In Frankenstein, much of the setting, from a geographical standpoint takes place a lot in places such as the Swiss Alps, where the cold weather isn’t very friendly and the seclusion is lonely, much like the monster. The characters in the story seem to be consistent with the geographical setting. For example, Victor creates a monster on a night…show more content…
Victor Frankenstein wanted to make another human but in turn made a monster, which at the time would have been virtually impossible. Because of the situation and the parts used on the monster, it caused people to be scared and afraid of the monster.
The characters in Frankenstein also play a big role in the setting. Where they are in their lives show and reveal many things to the reader that could not have been comprehended if not explained. For example Victor Frankenstein was a very intelligent man who was intrigued with the gift of life and created something beyond the scientific possibilities at the time. Other characters such as the monster himself was personally targeted by society because of his looks. Even his acts of saving a girl from drowning did not get him anything but a beating and shame.
The monster had much to deal with emotionally because of how he was treated by not only society but even his creator. His social location as a person was destroyed and nothing anyone cared about. Another emotional character was Victor, who had to go through the creation of something that killed the people closest to him.
The setting of Frankenstein is just the cornerstone for the story. From the setting comes the theme, the explanation of the characters, and the reasoning behind many of the problems. If the story would have been written in a different time period, or a different area of the world. Life of the characters was also affected
Frankenstein by Mary Shelley is an intriguing novel in respect to its haunting and powerful story and its effective development. The story has many different settings, all of which have a direct correlation to the story line. Setting plays a pivotal role throughout the novel, creating feelings of loneliness and despair. Shelley strengthens the theme of isolation by setting the conclusion of her novel in the Arctic wasteland, a place of hostile and desolate environment.
We are first introduced to the theme of loneliness in the first chapter of the novel In his second letter to his sister, we learn that Walton was trapped in the Arctic and feels lonely and isolated, with no one to turn to for comfort, "I have no friend, Margaret: when I am glowing with the enthusiasm of success, there will be none to participate my joy." (pg 19) The theme of loneliness then continues on throughout the story.

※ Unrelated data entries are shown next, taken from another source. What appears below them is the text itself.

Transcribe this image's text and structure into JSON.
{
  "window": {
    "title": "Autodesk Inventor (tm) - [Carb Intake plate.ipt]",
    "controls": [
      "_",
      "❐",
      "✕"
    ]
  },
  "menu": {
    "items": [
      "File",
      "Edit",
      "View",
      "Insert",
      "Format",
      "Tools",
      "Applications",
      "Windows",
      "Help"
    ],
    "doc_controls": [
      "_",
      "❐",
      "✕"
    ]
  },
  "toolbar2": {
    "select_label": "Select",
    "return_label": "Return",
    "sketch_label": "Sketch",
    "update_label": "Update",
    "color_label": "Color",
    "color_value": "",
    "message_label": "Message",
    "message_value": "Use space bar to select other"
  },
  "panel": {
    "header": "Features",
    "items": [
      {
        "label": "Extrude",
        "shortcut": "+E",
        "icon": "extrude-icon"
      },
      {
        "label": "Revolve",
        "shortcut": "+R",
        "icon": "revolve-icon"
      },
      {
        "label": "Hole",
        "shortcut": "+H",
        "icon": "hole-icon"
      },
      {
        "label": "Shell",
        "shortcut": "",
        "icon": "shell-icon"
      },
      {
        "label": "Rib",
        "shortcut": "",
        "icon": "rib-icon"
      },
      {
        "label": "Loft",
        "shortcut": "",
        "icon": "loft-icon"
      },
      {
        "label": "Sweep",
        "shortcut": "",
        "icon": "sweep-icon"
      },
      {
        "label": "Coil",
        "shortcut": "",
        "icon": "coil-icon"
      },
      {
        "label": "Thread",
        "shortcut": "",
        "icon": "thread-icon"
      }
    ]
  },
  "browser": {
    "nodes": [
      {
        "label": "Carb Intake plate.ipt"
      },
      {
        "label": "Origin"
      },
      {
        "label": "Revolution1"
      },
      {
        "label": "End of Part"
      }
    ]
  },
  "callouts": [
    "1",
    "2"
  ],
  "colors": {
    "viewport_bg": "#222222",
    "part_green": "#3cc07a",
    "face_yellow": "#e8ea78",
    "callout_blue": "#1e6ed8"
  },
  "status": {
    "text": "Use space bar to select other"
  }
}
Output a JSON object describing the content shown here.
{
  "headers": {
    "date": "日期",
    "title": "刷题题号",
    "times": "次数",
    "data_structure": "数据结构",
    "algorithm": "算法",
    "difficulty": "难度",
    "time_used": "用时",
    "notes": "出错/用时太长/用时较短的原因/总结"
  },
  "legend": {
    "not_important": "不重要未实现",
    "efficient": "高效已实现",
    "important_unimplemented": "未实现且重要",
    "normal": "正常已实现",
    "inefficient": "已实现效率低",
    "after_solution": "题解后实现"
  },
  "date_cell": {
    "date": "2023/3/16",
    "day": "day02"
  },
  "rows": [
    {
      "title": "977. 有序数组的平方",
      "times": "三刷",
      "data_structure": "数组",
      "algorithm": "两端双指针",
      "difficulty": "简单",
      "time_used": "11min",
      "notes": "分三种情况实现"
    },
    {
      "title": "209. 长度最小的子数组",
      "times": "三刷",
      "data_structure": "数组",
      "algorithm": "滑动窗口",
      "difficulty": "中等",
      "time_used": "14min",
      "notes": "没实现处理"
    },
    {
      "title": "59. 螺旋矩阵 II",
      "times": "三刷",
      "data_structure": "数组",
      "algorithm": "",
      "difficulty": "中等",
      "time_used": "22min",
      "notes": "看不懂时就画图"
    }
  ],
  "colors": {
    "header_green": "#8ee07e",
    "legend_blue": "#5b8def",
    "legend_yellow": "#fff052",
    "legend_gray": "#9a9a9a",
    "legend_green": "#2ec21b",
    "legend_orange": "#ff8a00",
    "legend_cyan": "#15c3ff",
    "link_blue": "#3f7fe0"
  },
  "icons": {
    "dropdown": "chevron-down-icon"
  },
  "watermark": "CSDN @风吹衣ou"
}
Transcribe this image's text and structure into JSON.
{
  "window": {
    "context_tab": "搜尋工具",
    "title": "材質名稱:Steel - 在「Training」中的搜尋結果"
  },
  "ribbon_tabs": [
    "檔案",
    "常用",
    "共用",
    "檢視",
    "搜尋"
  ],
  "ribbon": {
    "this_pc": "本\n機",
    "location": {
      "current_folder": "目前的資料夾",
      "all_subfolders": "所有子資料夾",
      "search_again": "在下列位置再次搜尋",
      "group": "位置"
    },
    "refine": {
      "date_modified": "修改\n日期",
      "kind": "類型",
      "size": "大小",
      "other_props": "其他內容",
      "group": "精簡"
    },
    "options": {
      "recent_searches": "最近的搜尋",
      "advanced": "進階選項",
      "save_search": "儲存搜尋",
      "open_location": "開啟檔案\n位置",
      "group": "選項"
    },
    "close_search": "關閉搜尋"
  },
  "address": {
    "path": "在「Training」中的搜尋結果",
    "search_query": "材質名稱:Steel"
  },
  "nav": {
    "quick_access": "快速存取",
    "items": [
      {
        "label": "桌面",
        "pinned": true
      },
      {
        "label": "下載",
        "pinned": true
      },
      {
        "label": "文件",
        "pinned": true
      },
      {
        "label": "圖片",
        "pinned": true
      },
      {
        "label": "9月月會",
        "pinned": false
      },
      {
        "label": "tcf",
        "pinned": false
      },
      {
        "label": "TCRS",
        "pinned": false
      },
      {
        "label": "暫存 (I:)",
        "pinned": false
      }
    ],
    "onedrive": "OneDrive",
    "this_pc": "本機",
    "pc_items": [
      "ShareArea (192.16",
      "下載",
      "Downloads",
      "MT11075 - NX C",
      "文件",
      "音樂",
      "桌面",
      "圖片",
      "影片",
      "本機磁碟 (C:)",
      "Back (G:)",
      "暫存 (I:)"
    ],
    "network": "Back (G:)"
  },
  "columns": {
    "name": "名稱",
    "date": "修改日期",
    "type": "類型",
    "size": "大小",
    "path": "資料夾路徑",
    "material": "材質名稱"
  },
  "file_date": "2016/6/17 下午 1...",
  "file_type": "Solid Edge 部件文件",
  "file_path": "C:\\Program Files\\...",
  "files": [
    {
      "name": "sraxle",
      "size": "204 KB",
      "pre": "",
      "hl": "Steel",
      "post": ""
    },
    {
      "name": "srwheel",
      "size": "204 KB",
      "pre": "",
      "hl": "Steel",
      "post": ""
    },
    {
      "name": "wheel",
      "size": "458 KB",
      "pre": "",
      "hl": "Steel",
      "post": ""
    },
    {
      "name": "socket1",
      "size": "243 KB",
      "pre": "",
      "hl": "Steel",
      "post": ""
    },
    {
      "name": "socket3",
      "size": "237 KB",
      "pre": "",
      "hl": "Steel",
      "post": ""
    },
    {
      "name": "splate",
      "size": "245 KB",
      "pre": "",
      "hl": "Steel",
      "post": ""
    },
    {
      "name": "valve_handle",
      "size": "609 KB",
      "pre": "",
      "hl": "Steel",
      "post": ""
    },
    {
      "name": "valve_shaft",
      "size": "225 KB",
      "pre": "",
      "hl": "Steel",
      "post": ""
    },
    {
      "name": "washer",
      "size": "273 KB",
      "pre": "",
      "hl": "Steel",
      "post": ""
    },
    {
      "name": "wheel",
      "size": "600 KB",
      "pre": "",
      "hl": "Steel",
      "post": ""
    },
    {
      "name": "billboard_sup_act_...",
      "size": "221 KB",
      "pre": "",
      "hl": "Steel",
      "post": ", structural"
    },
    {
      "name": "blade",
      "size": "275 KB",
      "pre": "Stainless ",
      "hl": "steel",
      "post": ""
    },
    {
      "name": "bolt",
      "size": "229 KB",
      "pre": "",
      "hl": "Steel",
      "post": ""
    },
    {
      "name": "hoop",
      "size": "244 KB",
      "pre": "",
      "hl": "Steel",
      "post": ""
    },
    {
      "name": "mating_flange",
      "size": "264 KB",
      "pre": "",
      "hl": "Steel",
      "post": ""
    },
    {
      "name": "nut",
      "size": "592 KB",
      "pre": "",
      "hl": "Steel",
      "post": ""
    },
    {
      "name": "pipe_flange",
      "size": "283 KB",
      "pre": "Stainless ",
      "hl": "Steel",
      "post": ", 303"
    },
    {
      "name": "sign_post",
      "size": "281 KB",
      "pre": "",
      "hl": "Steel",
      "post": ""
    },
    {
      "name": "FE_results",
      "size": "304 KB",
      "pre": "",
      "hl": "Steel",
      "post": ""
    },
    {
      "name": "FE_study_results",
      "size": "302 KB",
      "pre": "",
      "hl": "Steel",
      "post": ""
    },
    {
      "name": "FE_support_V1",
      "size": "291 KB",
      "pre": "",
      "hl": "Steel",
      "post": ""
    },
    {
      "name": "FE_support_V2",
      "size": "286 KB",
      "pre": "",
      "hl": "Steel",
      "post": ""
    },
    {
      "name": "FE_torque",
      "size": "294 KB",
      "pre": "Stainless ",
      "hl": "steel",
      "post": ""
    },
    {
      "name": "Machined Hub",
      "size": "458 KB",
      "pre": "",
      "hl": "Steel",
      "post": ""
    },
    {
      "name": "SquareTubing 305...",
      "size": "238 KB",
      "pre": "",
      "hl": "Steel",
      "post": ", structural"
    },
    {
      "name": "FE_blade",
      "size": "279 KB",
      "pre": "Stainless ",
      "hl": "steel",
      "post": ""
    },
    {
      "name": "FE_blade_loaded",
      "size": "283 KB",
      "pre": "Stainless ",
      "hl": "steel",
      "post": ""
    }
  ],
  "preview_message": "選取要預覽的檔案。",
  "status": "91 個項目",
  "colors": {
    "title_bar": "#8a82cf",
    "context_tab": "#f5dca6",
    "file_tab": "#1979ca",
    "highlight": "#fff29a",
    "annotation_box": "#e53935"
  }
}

From Justine to Elizabeth to Victor, all of whom have experienced the pain of isolation. Elizabeth grows up without knowing her mother, whom had died giving birth to her. Similarly, when Justine's father dies, she lives with her mother, who ends up treating her very badly and was often alone. These examples of abandonment represent a type of loneliness and this is embodied in the unforgiving environment of the Artic. No matter where one looks, all he sees is ice-covered tundra. In much the same way, no matter where an orphan looks, no one appears to support him or her.
One other significant example of isolation is the relationship between Victor and the monster. When Victor first sees his creation, he calls it a wretched being, "I beheld the wretch-the miserable monster whom I had created." (pg 59) From this moment on, the monster is...